Looking back at 2023 in the UK and Ireland
The print book markets in the UK and Ireland both increased in value sales in 2023 (just over 1% and just under 1%, respectively), despite fewer books bought in either country (-5% and -2%) compared to 2022. Adult Fiction was the strongest performing sector, as it was in 2022, although purchases did drop in the UK by 2%, while spending increased 4%; in Ireland, both measures grew, with volume up 3% and value 9%. Adult Non-Fiction value sales also increased in both the UK (+1%) and Ireland (+0.1%), even as the number of books bought fell short (-5% and -2%), while Children’s, Young Adult & Educational lagged behind 2022 by 7% in volume and 2% in value in the UK and 8%/7% in Ireland.
Sales may have been down, but the children’s sector of course remains a substantial part of either market, and we can point to the bestselling authors of the year as evidence. Children’s authors take six of the top ten places in the UK and seven in Ireland for 2023, with Julia Donaldson the overall bestselling name in both and Jeff Kinney, David Walliams and Dav Pilkey also appearing in either top ten. The leading fiction and non-fiction authors also match, with Colleen Hoover holding her place at number one for the former and Nathan Anthony leading the latter in his debut year. Anthony is the only non-fiction author within the overall top ten names in either country, thanks to both Bored of Lunch books making both top ten bestseller lists.
Only two other books appear in the top 10 in both the UK and Ireland: 2022’s bestseller It Ends With Us by Colleen Hoover and Spare by Prince Harry. The latter became the 2023 bestseller as of the second week of January and, in the UK, never let go; you can see here just how dominant it remained. In Ireland, the royal memoir occupied that year-to-date number one spot almost to the end but was pipped to the post in the final month of the year by Strange Sally Diamond by Liz Nugent, before also being passed by Booker winner Prophet Song by Paul Lynch, The Bee Sting by Paul Murray and the aforementioned It Ends With Us (with the changes throughout the year shown here). Right from the top of the chart, the interest in and support for Irish authors is apparent across the bestsellers.
Back in the UK, Richard Osman’s newest hardback The Last Devil to Die overtook Lessons in Chemistry by Bonnie Garmus in the final weeks of the year, with paperback The Bullet That Missed also within the top five.
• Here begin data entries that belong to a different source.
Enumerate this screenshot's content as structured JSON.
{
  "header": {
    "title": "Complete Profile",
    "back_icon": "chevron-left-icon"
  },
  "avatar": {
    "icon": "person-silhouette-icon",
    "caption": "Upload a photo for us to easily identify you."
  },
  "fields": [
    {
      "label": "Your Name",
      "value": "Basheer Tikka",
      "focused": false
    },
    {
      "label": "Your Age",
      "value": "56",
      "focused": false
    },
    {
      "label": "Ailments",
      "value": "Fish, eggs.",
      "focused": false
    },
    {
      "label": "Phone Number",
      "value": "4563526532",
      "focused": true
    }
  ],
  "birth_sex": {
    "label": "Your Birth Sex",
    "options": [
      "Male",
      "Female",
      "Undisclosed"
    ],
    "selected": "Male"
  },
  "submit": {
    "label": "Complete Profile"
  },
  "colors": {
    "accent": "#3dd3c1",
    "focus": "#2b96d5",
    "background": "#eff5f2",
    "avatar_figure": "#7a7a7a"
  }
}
Osman’s latest doesn’t appear in the Irish chart until 23rd, while Lessons in Chemistry ranked 16th for the year there; another top ten book in the UK, Guinness World Records 2024, just missed out on the Irish top ten, by fewer than 500 copies. But the remaining two books in the UK bestsellers, Tomorrow, and Tomorrow, and Tomorrow by Gabrielle Zevin and Christmas hit Murdle by G.T. Karber, are outside the top 50 and the top 100, respectively, in Ireland, showing how distinctive these two markets can be despite their close proximity.
One thing the two charts have in common is the lack of children’s books within the top ten, although for Ireland we do see two in the top 20: No Brainer by Jeff Kinney, which only surpassed runner-up Twenty Thousand Fleas Under the Sea by Dav Pilkey as of the penultimate week of the year. The top children’s, or more accurately young adult, book appears in the UK chart at 22nd, with The Good Girl’s Guide to Murder by Holly Jackson becoming the first YA book to lead the sector since 2014. Despite those leading titles, both Children’s Fiction and Young Adult Fiction declined in either country, with middle grade graphic novels generally performing better than more straightforward fiction, along with more activity-based children’s books.
Part of the decline in YA Fiction will be offset by the crossover audience buying more fiction books: Romance & Sagas, Science Fiction & Fantasy and Horror & Ghost Stories all reached record or near record sales in 2023, for both the UK and Ireland, with success also for Short Stories & Fiction Anthologies and Crime, Thriller & Adventure. Non-Fiction didn’t have as much widespread growth, but Biographies & Autobiographies; History & Military; Family, Health & Relationships and Humour, Trivia & Puzzles grew in both markets, with Poetry Texts & Poetry Anthologies hitting record spending levels in the UK.
So even as overall book purchases fell short, there were certainly pockets of growth, and with spending up in either country, consumers have shown that they’re willing to spend more on the books they buy. External forces are hard to ignore, going from the pandemic driving up the book market to a cost of living crisis that is likely tempering that growth, combined with competition from seemingly endless entertainment and information options at our fingertips; these stats also don’t take into account digital formats and other sources of books (library borrowing and second-hand, for example), so overall book consumption is a much wider picture. On the optimistic side, just taking the bestsellers as a snapshot, both throughout the year and for the full year, there are a lot of new faces and growing names, going beyond the usual suspects, which points to readers paying attention to what’s being released, recommended and talked about. It reflects an excitement about books, and we’ll hopefully continue to see that in 2024.
Based on data from the BookScan UK Total Consumer Market (TCM) and Irish Consumer Market (ICM), to 30 December 2023.